You must be incapable of predicting the future of a message for it to truly be considered informative. Orderly messages are very predictable, and hence, not very informative. The more random a message seems, the more information it contains.
Shannon’s kludge…is that information is entropy.
He didn’t mean physical entropy – he thought he was merely borrowing the word as a metaphor.
What’s crazy is that since all of science is about using information about observations to predict future observations, the entire structure of science, and hence our model of the universe, could be completely stood on it’s head by this concept because science doesn’t actually require the stuff to actually exist. The material might all be an illusion like the Matrix or a hologram or some other strange possibility. And science will continue to be about using past observations to predict future ones. String Theory is, in part, the ultimate logical conclusion of Shannon’s theory about information.
“Maxwell’s demon” is a thought experiment named after James Clerk Maxwell, for illustrating the point: we can’t actually sort things without using energy. Information and energy aren’t distinct.
The role of information in the evolution of the universe is now considered so critical, Stephen Hawking concluded that black holes don’t exist because like energy, information can’t be created or destroyed, and given the choice, decided black holes were the mistake.
More recent observations suggest that gravitational waves store information in the structure of spacetime itself and can provide a mechanism for information to escape black holes.
Claude Shannon’s might just be the most impressive Kludge That Won:
Information = entropy
John Napier had a math problem, too.
The problem was that people had pencils and paper but no calculators or computers, but to figure out things like tide tables and star charts for navigation required working out things like 1048.234 x 407.841.
Even worse, some trigonometric calculations were done with series, meaning fancy formulas full of multiple terms that could produce a good answer, but the calculations could become enormous. And the larger they were, the longer they took, the easier it was to make a mistake, and the harder it was to check.

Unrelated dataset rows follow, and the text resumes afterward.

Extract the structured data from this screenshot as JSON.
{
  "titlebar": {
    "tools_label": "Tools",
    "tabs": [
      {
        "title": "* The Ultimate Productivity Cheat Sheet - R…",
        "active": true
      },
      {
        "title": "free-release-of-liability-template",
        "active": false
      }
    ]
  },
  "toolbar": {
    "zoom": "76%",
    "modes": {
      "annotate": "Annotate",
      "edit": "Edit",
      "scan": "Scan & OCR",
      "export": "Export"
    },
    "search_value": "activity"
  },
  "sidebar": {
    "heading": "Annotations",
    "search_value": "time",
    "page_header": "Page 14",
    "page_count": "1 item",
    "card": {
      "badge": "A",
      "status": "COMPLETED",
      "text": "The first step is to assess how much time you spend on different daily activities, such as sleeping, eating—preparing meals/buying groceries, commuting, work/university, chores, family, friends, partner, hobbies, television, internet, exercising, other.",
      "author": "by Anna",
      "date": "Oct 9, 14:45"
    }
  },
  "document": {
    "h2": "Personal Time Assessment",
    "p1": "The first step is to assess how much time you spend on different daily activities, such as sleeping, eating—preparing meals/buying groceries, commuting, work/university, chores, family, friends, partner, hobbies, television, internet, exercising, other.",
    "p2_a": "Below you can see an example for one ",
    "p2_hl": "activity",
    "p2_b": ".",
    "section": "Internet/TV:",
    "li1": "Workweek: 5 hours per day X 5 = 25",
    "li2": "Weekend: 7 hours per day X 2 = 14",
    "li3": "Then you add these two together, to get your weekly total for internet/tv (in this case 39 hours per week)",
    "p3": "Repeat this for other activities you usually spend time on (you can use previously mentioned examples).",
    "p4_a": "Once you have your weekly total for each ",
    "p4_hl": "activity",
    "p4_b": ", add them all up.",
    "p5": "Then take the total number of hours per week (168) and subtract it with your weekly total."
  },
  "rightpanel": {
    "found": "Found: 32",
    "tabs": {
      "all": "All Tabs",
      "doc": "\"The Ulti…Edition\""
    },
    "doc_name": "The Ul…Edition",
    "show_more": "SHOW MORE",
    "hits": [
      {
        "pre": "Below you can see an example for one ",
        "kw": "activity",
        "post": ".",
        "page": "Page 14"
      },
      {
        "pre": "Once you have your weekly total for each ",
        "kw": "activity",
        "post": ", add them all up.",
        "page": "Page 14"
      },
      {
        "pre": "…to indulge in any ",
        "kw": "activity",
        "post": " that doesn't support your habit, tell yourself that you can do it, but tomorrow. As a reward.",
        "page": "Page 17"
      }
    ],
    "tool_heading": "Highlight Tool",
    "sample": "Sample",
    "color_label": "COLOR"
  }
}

So Napier thought of a kludge. He wrote a book. A book with 57 pages of explanation and 90 pages with thousands of numbers. A book that reported which exponent would go on (1/2) in order to produce any other number.
Multiplying two giant numbers takes a decent amount of time. But since multiplying numbers means adding the exponents, Napier’s Big Idea was to produce a lookup table, by which people could convert their ugly complicated numbers requiring multiplication or division into less ugly easy problems requiring only addition or subtraction.

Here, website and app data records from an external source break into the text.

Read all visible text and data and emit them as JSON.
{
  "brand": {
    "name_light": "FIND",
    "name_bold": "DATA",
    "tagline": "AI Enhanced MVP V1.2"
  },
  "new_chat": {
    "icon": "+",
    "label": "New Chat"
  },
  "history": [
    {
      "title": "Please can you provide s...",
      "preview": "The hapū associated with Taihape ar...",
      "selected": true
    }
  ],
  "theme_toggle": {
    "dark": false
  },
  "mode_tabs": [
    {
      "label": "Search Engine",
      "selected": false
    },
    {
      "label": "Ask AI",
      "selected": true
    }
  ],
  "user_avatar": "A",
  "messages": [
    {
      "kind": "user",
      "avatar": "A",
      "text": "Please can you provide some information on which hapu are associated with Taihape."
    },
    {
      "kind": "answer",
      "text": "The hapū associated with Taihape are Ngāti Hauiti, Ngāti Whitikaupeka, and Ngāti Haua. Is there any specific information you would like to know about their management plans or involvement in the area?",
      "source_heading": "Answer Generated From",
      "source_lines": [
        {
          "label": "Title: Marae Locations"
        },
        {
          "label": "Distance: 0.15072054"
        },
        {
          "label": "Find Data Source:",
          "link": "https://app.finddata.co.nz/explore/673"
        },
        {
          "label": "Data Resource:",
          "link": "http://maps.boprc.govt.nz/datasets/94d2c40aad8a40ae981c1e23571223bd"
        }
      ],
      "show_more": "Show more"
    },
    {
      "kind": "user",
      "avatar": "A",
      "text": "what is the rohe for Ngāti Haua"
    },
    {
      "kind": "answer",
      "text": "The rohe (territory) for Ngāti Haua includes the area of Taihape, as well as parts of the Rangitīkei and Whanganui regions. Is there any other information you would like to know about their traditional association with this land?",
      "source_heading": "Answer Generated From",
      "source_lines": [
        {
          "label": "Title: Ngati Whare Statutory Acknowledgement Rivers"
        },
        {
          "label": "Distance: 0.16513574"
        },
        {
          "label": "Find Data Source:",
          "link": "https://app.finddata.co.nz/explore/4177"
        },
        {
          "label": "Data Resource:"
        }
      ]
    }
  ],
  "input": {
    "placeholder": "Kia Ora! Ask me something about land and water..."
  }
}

His lookup table ran from 1 two-millionth to 2 million.
Navigators, astronomers and architects could look up the exponents and add, instead of multiplying giant numbers. Once they had the new exponent, they could find the number they sought by a reverse lookup.
We now call that method ‘logarithms’ and they are unique in the history of science because unlike every other thing ever invented by people, Napier’s Logarithms were universally hailed as a Good Thing, obviously capable of saving outrageous amounts of time and effort and mistakes for some of the most important functions serving positive purposes here on Earth.
The other reason logarithms are such an important innovation is because most of our major sensory systems respond logarithmically, which is why the decibel, stellar magnitude, luminosity, and pH scales are all logarithmic.